ASSIGNMENT: Copy out all lines in the data below containing the string "name".

SUPPLIED INFORMATION:
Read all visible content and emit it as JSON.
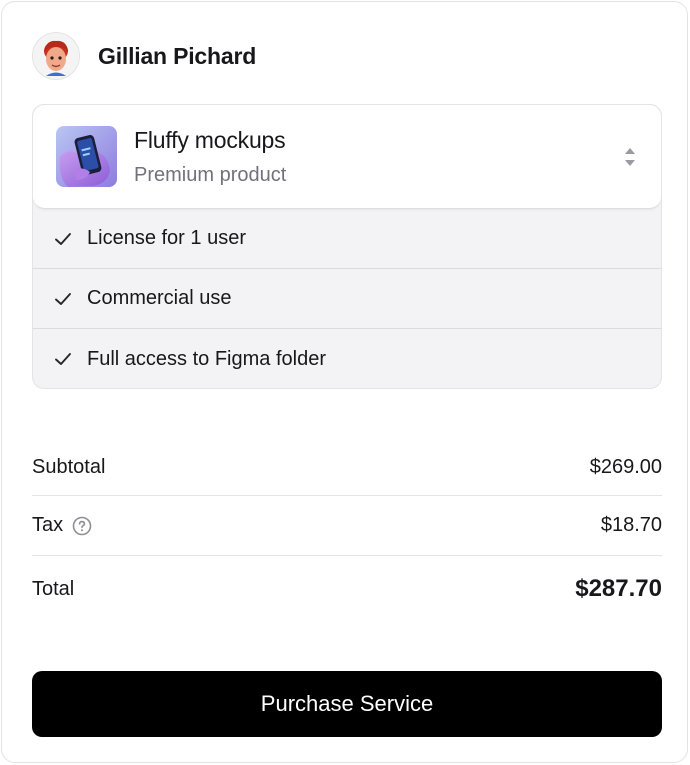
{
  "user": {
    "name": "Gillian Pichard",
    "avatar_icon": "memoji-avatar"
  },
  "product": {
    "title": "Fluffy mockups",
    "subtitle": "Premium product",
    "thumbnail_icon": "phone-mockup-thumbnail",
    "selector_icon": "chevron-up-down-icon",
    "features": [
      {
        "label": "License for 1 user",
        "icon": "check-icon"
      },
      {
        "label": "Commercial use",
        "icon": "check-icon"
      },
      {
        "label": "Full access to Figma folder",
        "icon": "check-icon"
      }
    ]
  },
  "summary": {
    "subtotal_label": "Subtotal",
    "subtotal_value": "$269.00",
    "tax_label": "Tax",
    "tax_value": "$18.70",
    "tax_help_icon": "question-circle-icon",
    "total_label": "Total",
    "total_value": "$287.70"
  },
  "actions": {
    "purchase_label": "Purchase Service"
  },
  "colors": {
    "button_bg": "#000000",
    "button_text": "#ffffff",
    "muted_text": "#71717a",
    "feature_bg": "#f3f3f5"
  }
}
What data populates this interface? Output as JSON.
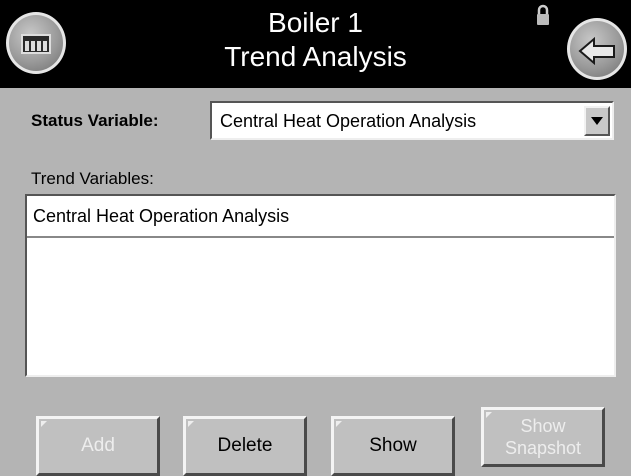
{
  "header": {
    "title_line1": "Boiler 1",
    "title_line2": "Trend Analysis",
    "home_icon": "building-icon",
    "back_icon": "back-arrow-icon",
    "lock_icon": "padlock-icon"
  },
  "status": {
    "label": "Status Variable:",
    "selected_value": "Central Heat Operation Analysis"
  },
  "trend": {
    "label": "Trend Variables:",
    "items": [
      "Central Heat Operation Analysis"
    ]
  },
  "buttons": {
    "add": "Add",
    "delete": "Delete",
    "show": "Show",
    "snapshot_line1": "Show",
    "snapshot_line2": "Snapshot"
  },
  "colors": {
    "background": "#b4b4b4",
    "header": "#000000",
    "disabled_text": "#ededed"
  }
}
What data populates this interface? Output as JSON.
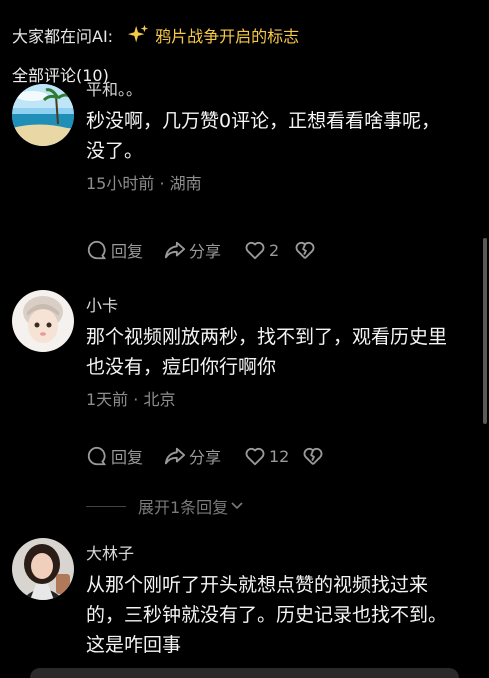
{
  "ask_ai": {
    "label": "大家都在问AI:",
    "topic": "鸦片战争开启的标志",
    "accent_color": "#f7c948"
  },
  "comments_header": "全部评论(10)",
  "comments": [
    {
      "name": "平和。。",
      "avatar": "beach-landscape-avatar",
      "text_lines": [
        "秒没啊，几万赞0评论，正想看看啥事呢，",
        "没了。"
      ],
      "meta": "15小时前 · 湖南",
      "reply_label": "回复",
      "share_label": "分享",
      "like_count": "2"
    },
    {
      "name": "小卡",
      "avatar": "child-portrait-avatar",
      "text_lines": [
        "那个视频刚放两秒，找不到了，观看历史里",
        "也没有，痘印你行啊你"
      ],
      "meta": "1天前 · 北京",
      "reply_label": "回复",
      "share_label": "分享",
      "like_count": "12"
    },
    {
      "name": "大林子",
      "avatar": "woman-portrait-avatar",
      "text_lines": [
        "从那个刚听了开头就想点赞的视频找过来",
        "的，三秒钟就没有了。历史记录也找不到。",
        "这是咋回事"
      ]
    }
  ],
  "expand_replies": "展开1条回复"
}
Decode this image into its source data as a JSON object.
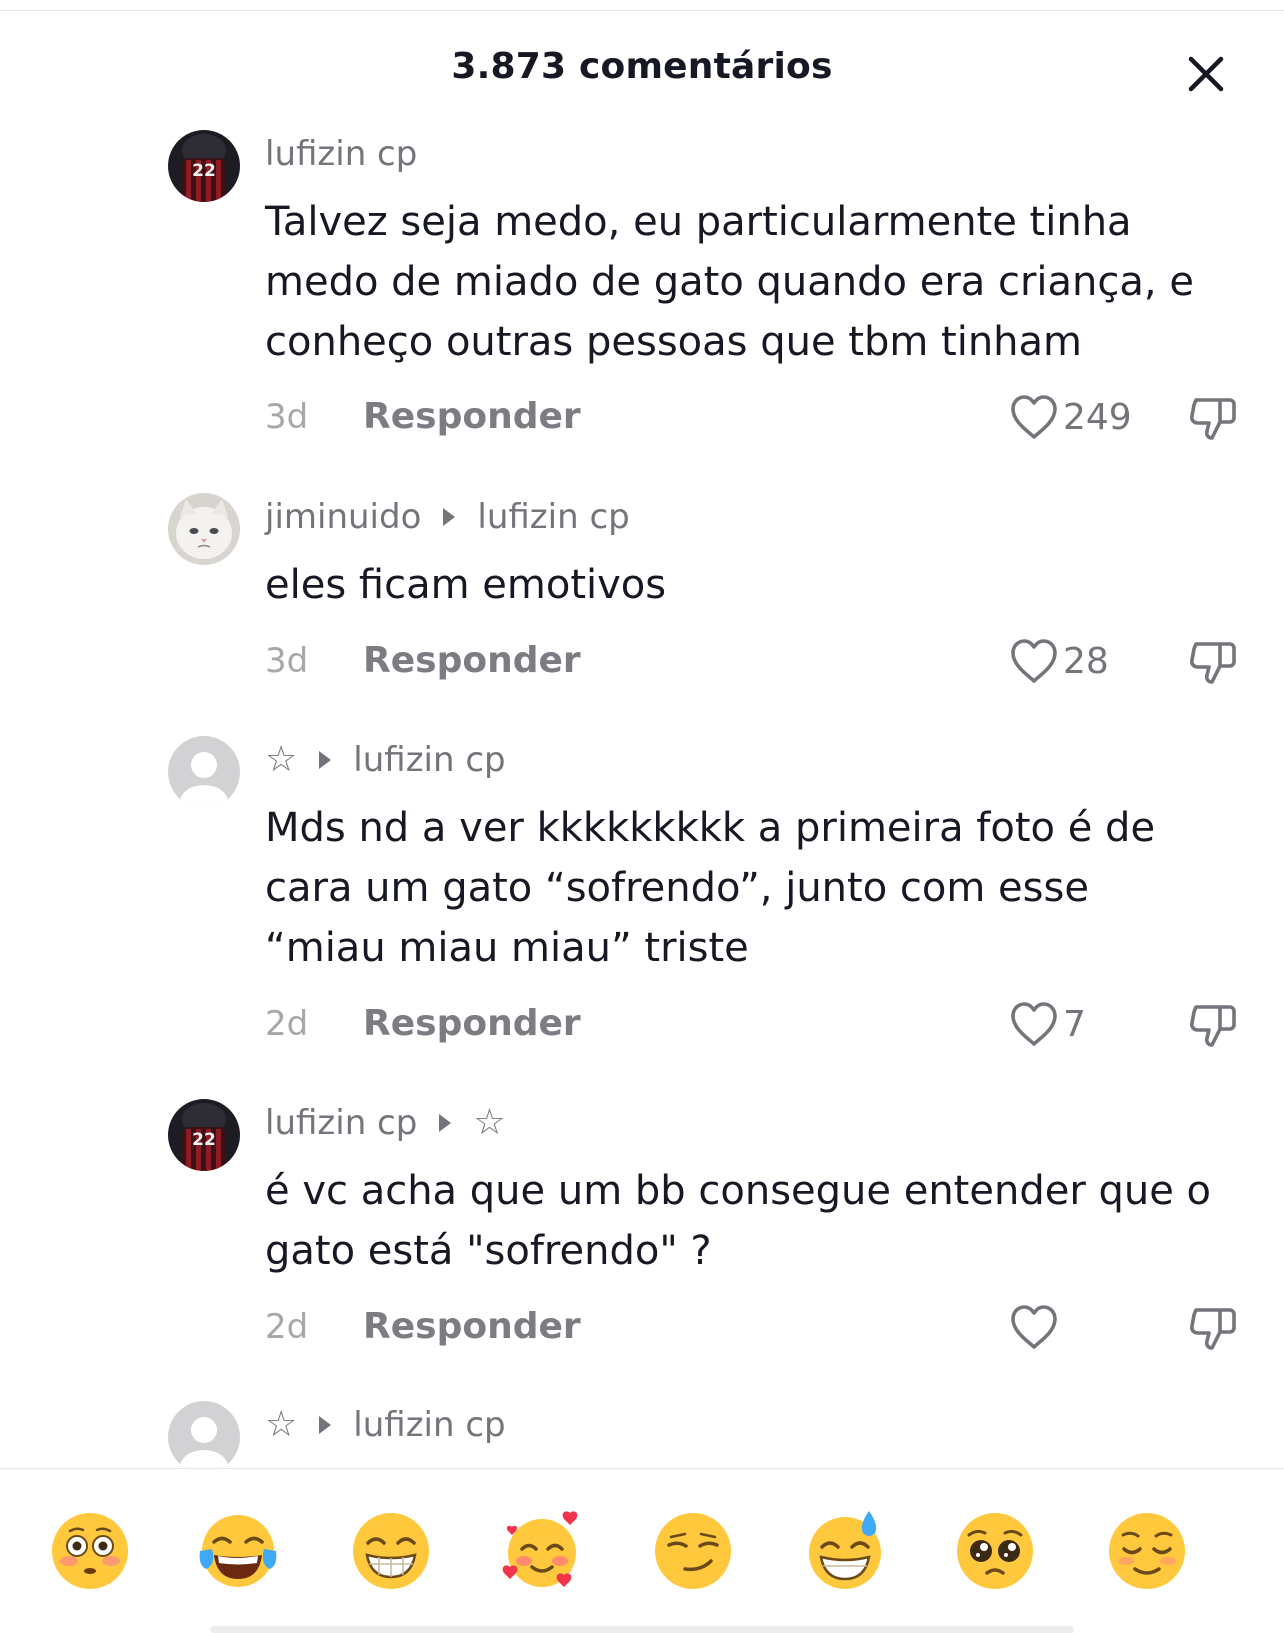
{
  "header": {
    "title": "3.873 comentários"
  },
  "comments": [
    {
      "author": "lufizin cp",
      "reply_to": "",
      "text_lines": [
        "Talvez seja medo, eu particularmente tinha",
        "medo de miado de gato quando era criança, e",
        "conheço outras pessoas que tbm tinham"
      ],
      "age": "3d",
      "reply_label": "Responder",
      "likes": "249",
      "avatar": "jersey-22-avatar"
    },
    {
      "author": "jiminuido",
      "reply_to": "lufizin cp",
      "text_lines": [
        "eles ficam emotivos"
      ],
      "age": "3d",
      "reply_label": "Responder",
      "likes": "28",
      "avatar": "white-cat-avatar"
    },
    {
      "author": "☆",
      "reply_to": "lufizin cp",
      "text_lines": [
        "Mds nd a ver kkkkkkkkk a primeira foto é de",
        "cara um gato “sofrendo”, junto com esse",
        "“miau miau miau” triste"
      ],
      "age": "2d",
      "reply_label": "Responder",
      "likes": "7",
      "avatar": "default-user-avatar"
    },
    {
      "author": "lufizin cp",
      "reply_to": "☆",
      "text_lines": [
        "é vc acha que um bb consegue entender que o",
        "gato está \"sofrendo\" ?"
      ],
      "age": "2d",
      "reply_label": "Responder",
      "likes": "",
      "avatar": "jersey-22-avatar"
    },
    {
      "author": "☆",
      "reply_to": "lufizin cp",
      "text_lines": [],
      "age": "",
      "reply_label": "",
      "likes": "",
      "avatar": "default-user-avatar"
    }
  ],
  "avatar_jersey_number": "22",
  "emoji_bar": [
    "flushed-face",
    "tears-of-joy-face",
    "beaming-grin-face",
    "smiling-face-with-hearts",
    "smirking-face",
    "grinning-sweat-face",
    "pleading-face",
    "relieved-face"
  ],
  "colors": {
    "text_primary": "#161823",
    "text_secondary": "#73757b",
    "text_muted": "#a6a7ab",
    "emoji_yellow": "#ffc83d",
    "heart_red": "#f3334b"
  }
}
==
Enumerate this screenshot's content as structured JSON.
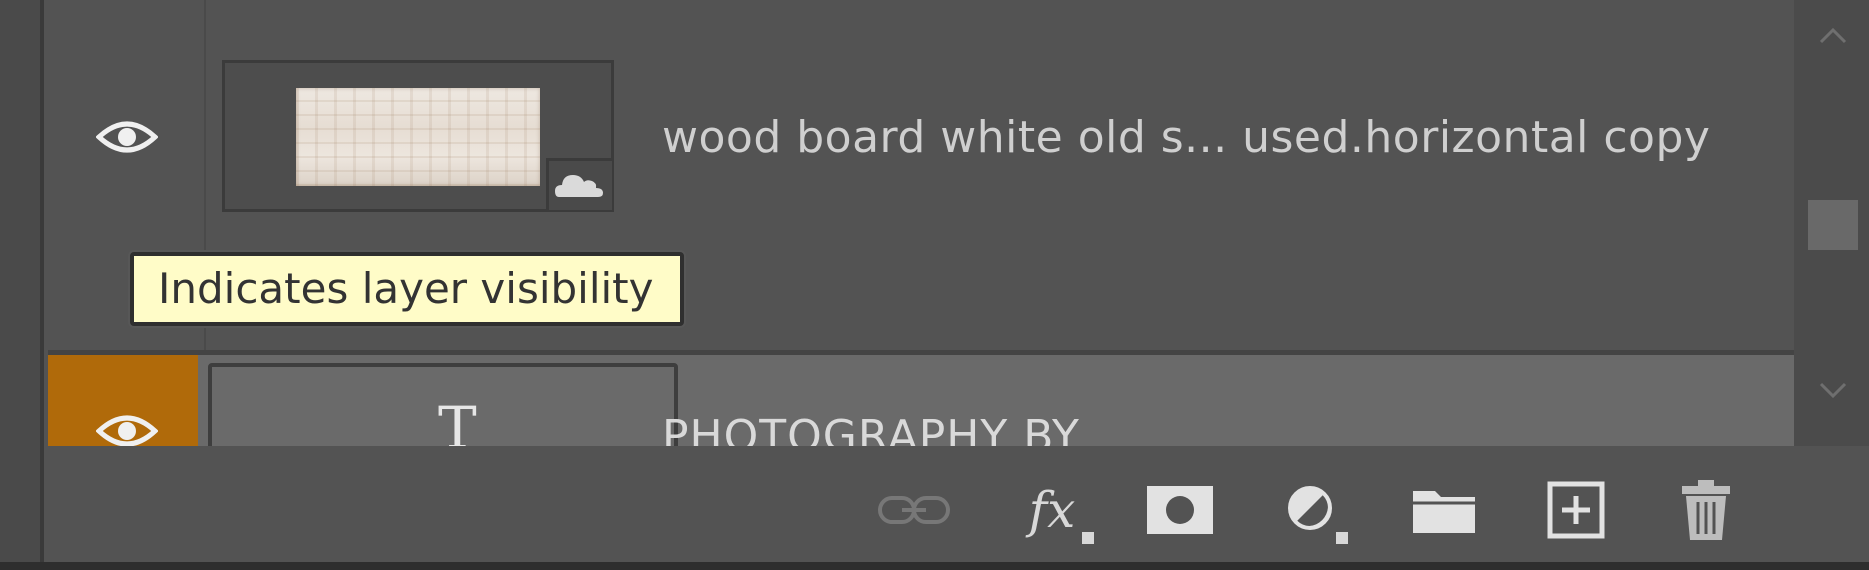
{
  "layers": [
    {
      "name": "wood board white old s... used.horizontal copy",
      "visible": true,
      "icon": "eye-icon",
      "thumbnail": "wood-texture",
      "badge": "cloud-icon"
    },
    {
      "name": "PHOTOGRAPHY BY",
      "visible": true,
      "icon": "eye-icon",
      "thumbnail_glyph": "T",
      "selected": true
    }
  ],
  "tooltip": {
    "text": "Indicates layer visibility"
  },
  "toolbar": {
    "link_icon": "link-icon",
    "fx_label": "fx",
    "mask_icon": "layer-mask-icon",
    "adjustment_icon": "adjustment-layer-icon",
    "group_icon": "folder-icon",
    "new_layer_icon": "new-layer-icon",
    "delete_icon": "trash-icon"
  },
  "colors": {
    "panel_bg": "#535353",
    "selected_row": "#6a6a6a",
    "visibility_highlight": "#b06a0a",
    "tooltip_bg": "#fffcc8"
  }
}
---
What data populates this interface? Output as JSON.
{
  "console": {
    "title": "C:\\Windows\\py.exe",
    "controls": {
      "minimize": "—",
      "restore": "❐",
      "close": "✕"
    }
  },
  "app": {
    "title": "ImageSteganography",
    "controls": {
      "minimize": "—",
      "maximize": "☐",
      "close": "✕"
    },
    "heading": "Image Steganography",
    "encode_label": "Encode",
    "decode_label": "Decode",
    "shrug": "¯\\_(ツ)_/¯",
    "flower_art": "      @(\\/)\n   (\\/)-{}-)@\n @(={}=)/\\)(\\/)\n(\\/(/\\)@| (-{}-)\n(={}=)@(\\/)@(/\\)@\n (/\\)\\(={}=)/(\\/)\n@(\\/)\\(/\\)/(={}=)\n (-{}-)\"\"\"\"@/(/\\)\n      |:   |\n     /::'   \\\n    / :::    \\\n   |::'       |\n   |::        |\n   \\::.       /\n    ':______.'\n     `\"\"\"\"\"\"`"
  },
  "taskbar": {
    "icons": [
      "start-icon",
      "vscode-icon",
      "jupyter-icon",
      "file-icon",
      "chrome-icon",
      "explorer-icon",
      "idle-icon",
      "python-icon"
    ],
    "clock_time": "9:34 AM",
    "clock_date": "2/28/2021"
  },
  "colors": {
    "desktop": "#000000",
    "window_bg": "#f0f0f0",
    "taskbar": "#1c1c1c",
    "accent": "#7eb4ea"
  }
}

ANSWER SPACE:
    "name": "Gillian Pichard",
      "name": "平和。。",
      "name": "小卡",
      "name": "大林子",
      "name": "wood board white old s... used.horizontal copy",
      "name": "PHOTOGRAPHY BY",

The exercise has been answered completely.